Not too long ago, an HIV-positive diagnosis was tantamount to a death sentence — for people in the East and the West, in the South and the North. The drug companies that perfected the antiretroviral therapies invested princely sums to find these miracle cures. To justify their investment, they rely on the promise of a patent — the twenty-year exclusive right to make, use, and sell an invention that is novel, non-obvious, and useful. The patent allows the drug company to charge high sums for the medicine, and thereby recoup its enormous investments in scientists and drug trials, while also turning a profit for shareholders and investing in research toward future breakthrough drugs. Thus patents have saved countless lives, including Thembisa’s thus far. But this structure has its limits. Indeed, the evidence is mounting that in crucial ways patents fail to promote the health of people in the developing world, and in some cases in the developed world as well.Sunder concludes -

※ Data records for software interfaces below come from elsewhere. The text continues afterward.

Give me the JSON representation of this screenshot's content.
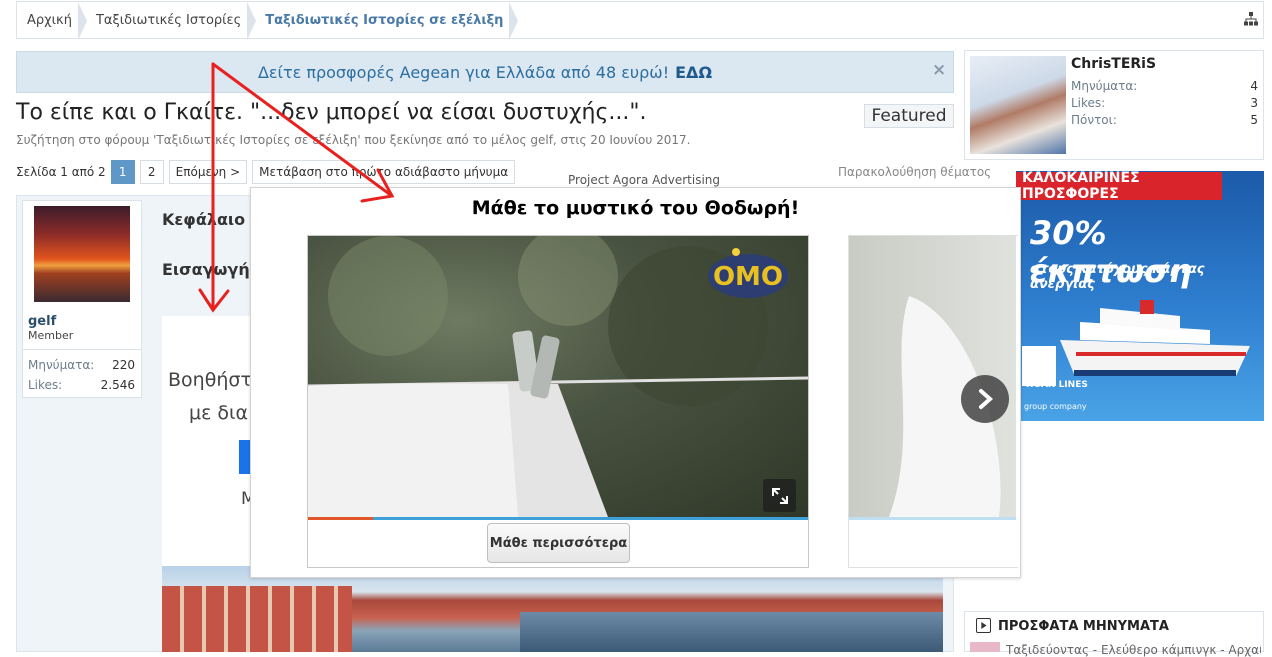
{
  "breadcrumb": {
    "items": [
      "Αρχική",
      "Ταξιδιωτικές Ιστορίες",
      "Ταξιδιωτικές Ιστορίες σε εξέλιξη"
    ]
  },
  "notice": {
    "text": "Δείτε προσφορές Aegean για Ελλάδα από 48 ευρώ!",
    "link": "ΕΔΩ",
    "close": "×"
  },
  "thread": {
    "title": "Το είπε και ο Γκαίτε. \"...δεν μπορεί να είσαι δυστυχής...\".",
    "featured": "Featured",
    "subtitle": "Συζήτηση στο φόρουμ 'Ταξιδιωτικές Ιστορίες σε εξέλιξη' που ξεκίνησε από το μέλος gelf, στις 20 Ιουνίου 2017."
  },
  "pager": {
    "label": "Σελίδα 1 από 2",
    "pages": [
      "1",
      "2"
    ],
    "next": "Επόμενη >",
    "goto": "Μετάβαση στο πρώτο αδιάβαστο μήνυμα",
    "right": "Παρακολούθηση θέματος"
  },
  "post": {
    "user": {
      "name": "gelf",
      "role": "Member",
      "messages_label": "Μηνύματα:",
      "messages": "220",
      "likes_label": "Likes:",
      "likes": "2.546"
    },
    "heading1": "Κεφάλαιο",
    "heading2": "Εισαγωγή",
    "ad_line1": "Βοηθήστ",
    "ad_line2": "με δια",
    "ad_line3": "Μ"
  },
  "sidebar": {
    "user": {
      "name": "ChrisTERiS",
      "messages_label": "Μηνύματα:",
      "messages": "4",
      "likes_label": "Likes:",
      "likes": "3",
      "points_label": "Πόντοι:",
      "points": "5"
    },
    "ad": {
      "banner": "ΚΑΛΟΚΑΙΡΙΝΕΣ ΠΡΟΣΦΟΡΕΣ",
      "headline": "30% έκπτωση",
      "sub": "στους κατόχους κάρτας ανεργίας",
      "brand": "NOAN LINES",
      "group": "group company"
    },
    "recent": {
      "title": "ΠΡΟΣΦΑΤΑ ΜΗΝΥΜΑΤΑ",
      "first_item": "Ταξιδεύοντας - Ελεύθερο κάμπινγκ - Αρχαία"
    }
  },
  "overlay": {
    "label": "Project Agora Advertising",
    "title": "Μάθε το μυστικό του Θοδωρή!",
    "learn_more": "Μάθε περισσότερα",
    "brand": "OMO",
    "progress": 0.13
  },
  "colors": {
    "accent": "#5f97c7",
    "notice_bg": "#dbe8f2",
    "annotation_red": "#e8201e",
    "progress_played": "#e2572a",
    "progress_track": "#3ea0d8"
  }
}
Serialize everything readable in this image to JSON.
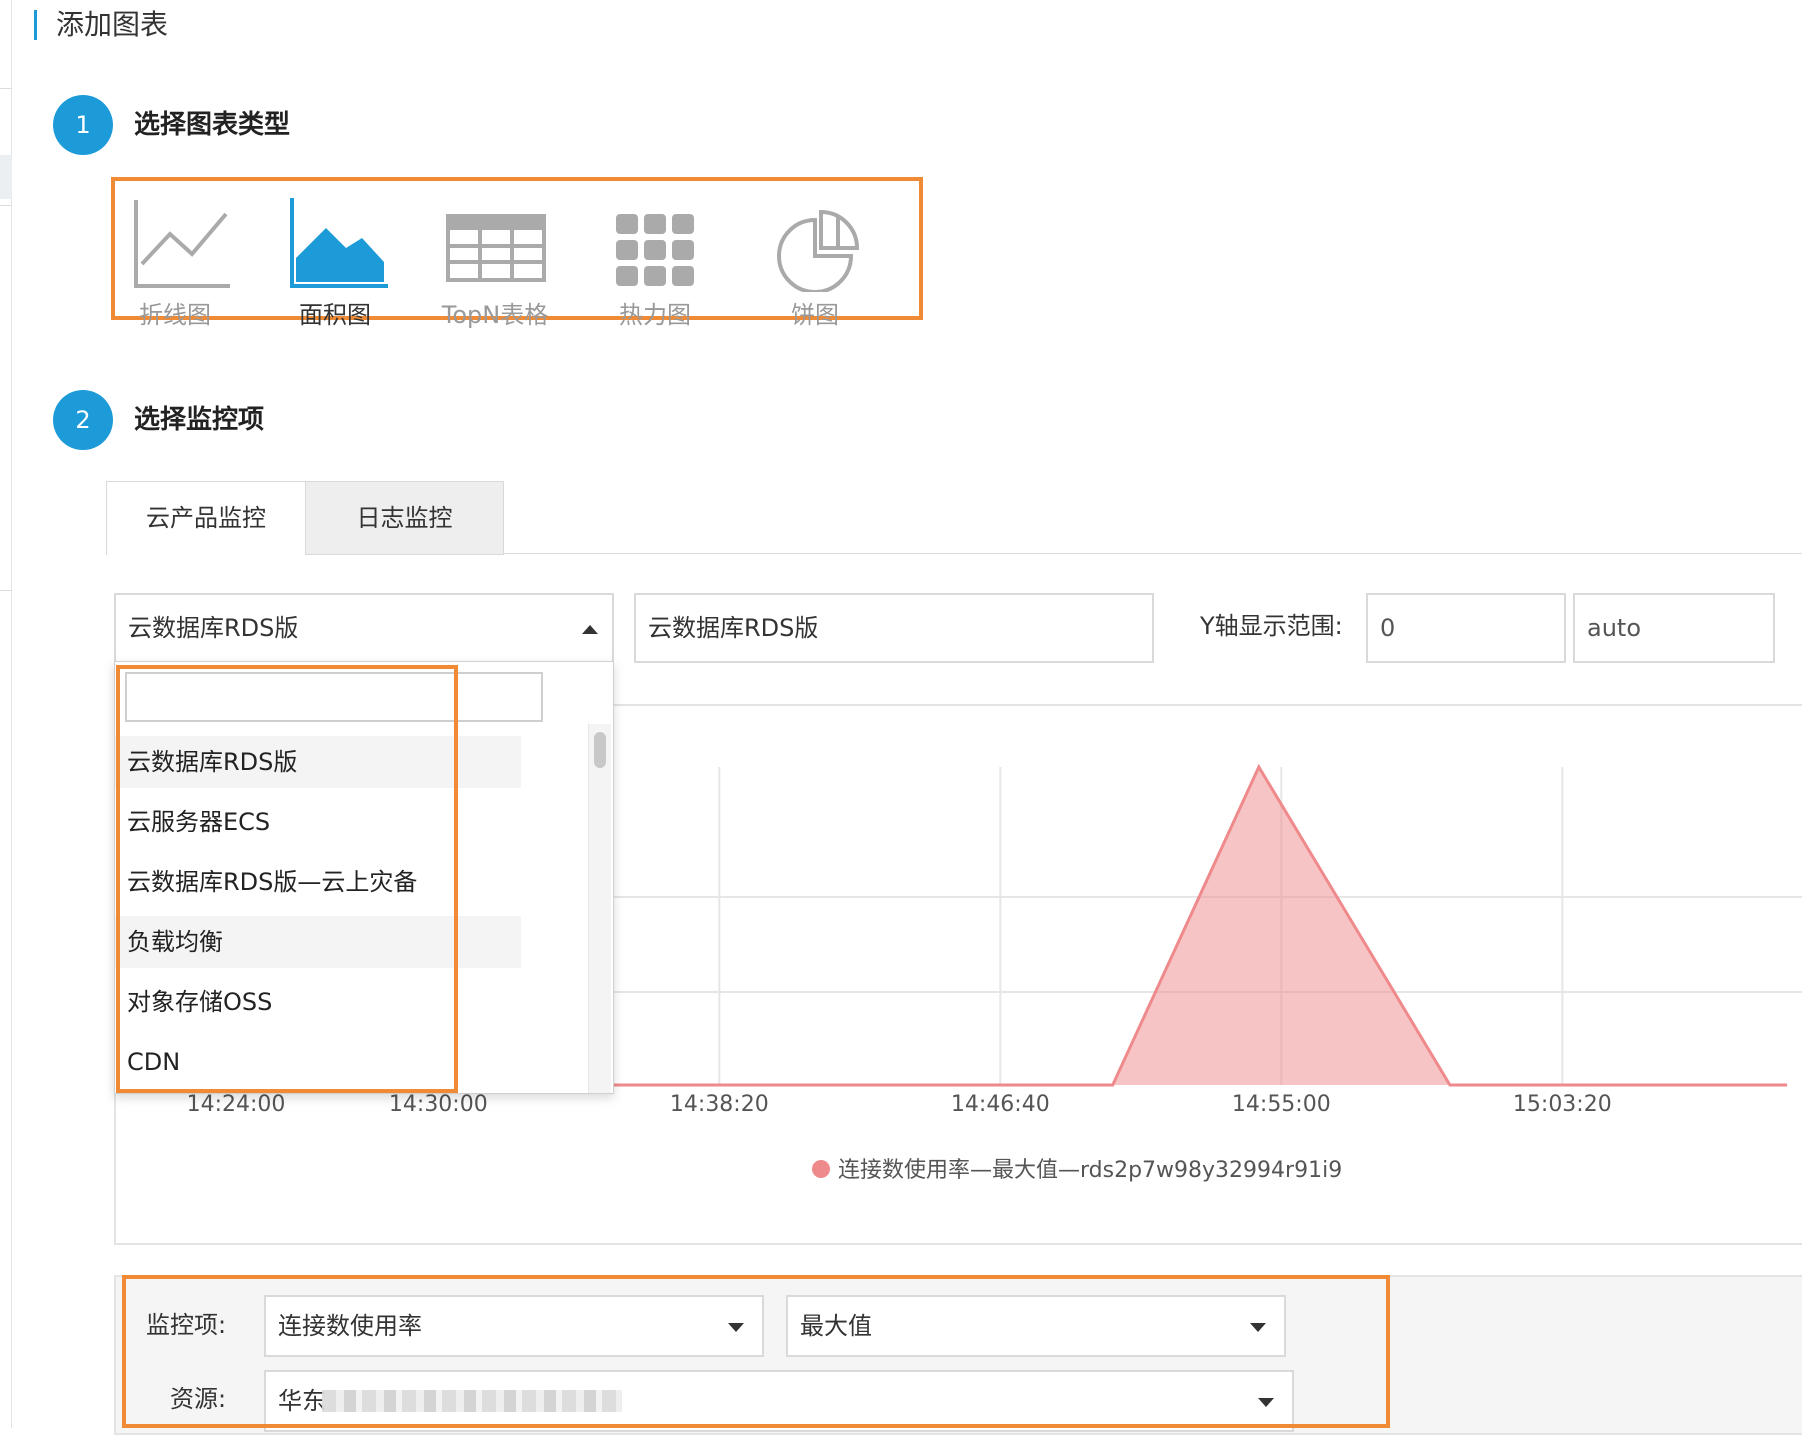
{
  "page": {
    "title": "添加图表"
  },
  "step1": {
    "number": "1",
    "label": "选择图表类型",
    "chart_types": [
      {
        "label": "折线图",
        "icon": "line-chart-icon",
        "active": false
      },
      {
        "label": "面积图",
        "icon": "area-chart-icon",
        "active": true
      },
      {
        "label": "TopN表格",
        "icon": "table-icon",
        "active": false
      },
      {
        "label": "热力图",
        "icon": "heatmap-icon",
        "active": false
      },
      {
        "label": "饼图",
        "icon": "pie-chart-icon",
        "active": false
      }
    ]
  },
  "step2": {
    "number": "2",
    "label": "选择监控项",
    "tabs": [
      {
        "label": "云产品监控",
        "active": true
      },
      {
        "label": "日志监控",
        "active": false
      }
    ]
  },
  "filters": {
    "product_select": "云数据库RDS版",
    "chart_name": "云数据库RDS版",
    "y_range_label": "Y轴显示范围:",
    "y_min": "0",
    "y_max": "auto"
  },
  "dropdown": {
    "search_value": "",
    "items": [
      {
        "label": "云数据库RDS版",
        "highlighted": true
      },
      {
        "label": "云服务器ECS",
        "highlighted": false
      },
      {
        "label": "云数据库RDS版—云上灾备",
        "highlighted": false
      },
      {
        "label": "负载均衡",
        "highlighted": true
      },
      {
        "label": "对象存储OSS",
        "highlighted": false
      },
      {
        "label": "CDN",
        "highlighted": false
      }
    ]
  },
  "chart_data": {
    "type": "area",
    "x": [
      "14:24:00",
      "14:30:00",
      "14:38:20",
      "14:46:40",
      "14:55:00",
      "15:03:20"
    ],
    "series": [
      {
        "name": "连接数使用率—最大值—rds2p7w98y32994r91i9",
        "color": "#ef8a8c",
        "points": [
          {
            "x": "14:24:00",
            "y": 0
          },
          {
            "x": "14:50:00",
            "y": 0
          },
          {
            "x": "14:54:20",
            "y": 1
          },
          {
            "x": "15:00:00",
            "y": 0
          },
          {
            "x": "15:10:00",
            "y": 0
          }
        ]
      }
    ],
    "grid": true,
    "legend_position": "bottom"
  },
  "config": {
    "metric_label": "监控项:",
    "metric_value": "连接数使用率",
    "stat_value": "最大值",
    "resource_label": "资源:",
    "resource_value": "华东"
  },
  "colors": {
    "accent": "#1d9bd8",
    "highlight_box": "#f08a34",
    "series": "#ef8a8c"
  }
}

Our theories of innovation and creativity matter. Our two-dimensional theory of intellectual-property-as-incentives has, in just several decades’ time, come to influence the way many scientists and artists alike engage the world. Standing in sharp relief from the public commitment and meaningful work of Salk sixty years ago, today many do not think twice about the claims from Big Pharma that they will not innovate at all, or worse still, that they will not share their drugs in markets like Thailand that issue compulsory licenses. We need to probe these incentive arguments on their own terms. In fact, the evidence shows that patents offer no incentive for developing drugs for neglected diseases that predominantly afflict the poor. Additionally, compulsory licenses in developing countries do little harm to innovation, because drug companies do not sell to those markets in the first place. But the problem lies much deeper than this. The legal philosopher Seana Shiffrin condemns a legal system that condones a situation where “talented people ransom their talents, withholding their creative products in order to demand greater compensation.” Shiffrin asks whether a legal system that acquiesces to such immoral demands is not itself unjust.
A one-size-fits-all patent system for drugs in the developing world is unjust on additional grounds, beyond incentives. Patents that impede access to the poor thwart both local democracy and human development. Nations must have the freedom to democratically construct patent policies to meet their humanitarian needs. For centuries countries had this freedom — nations from Germany to Switzerland took advantage of their freedom to ignore patents and copy freely knowledge that came from other parts of the globe. Indeed, the self-determination to construct one’s own patent law reflects more than a simple utilitarian calculus to promote indigenous innovation. Patent policy affects the ability of a country to stand on its own two feet, independent of foreign knowledge and industry.
Economists call the millions of people who need a drug but cannot afford it “dead weight loss.” But the millions who die needlessly because of the patent system — a number that some scholars calculate as nine million in the developing world annually — are more than an inefficiency in the system. This loss of human lives fundamentally thwarts human development at the most basic level. Furthermore, lack of access to essential medicines is patently unjust because it is preventable. Wholly unlike physical property, which will naturally lose its value if overrun by large numbers, the unique property of knowledge is that its value is not diminished by greater use — far from it, the knowledge value only grows as it is used by more people, in additional, different ways. As Thomas Jefferson wrote so eloquently centuries ago, “He who receives an idea from me, receives instruction himself without lessening mine, as he who lights his taper at mine, receives light without darkening me.” We must both adopt alternative mechanisms for developing and distributing medicines to the poor (including prizes), and fully support the use of compulsory licenses by developing countries to treat their sick poor. Patent law cannot draw the line at rectifying market failure. Our law must contend with moral failure as well.